» **How to complete this task**
Count all lines holding "image" in the data below and say the number, nothing more.

********************

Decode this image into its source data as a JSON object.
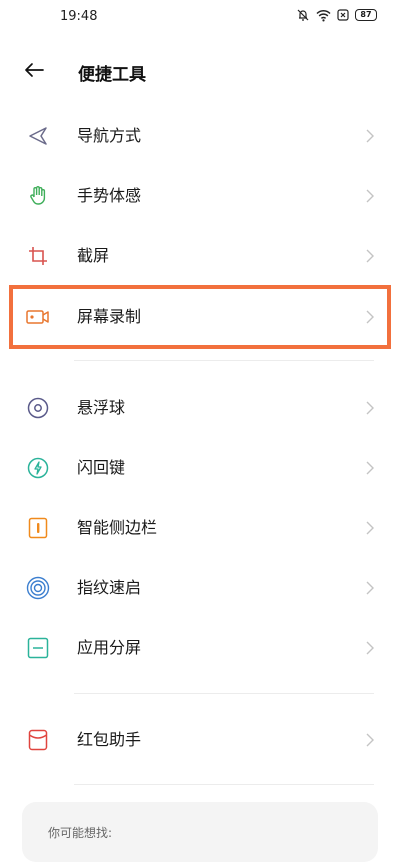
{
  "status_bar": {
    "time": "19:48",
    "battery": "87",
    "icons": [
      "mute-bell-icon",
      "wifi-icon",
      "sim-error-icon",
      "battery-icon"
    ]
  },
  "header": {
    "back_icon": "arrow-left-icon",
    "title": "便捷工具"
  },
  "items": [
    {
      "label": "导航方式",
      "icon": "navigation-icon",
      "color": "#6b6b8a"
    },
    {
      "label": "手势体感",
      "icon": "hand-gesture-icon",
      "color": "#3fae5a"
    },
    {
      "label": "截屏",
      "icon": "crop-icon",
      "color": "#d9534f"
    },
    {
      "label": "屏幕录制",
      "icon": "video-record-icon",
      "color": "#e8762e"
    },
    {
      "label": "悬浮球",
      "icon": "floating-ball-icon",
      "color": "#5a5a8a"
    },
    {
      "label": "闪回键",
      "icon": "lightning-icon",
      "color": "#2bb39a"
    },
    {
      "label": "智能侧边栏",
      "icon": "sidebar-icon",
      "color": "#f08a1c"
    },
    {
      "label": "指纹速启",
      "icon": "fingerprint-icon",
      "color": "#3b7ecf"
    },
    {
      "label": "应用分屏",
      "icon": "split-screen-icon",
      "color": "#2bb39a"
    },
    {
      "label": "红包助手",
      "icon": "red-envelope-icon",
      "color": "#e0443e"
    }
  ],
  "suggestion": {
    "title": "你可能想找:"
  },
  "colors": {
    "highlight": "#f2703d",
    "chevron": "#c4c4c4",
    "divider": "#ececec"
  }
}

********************

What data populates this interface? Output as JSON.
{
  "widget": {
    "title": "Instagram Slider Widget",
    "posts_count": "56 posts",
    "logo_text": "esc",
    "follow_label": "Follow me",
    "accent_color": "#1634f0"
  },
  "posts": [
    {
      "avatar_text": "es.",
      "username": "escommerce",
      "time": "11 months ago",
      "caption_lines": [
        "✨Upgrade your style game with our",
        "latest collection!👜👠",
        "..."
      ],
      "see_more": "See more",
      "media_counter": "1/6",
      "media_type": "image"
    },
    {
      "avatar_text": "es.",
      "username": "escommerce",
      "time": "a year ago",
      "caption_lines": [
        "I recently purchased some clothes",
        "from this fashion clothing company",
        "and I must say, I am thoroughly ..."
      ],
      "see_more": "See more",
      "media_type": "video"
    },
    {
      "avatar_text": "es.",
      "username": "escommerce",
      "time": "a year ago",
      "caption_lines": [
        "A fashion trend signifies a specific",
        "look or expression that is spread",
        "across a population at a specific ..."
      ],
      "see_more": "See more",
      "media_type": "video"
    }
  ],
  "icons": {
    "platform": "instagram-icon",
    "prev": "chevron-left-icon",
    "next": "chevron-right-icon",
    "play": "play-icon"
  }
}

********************

» **Exercise result**
2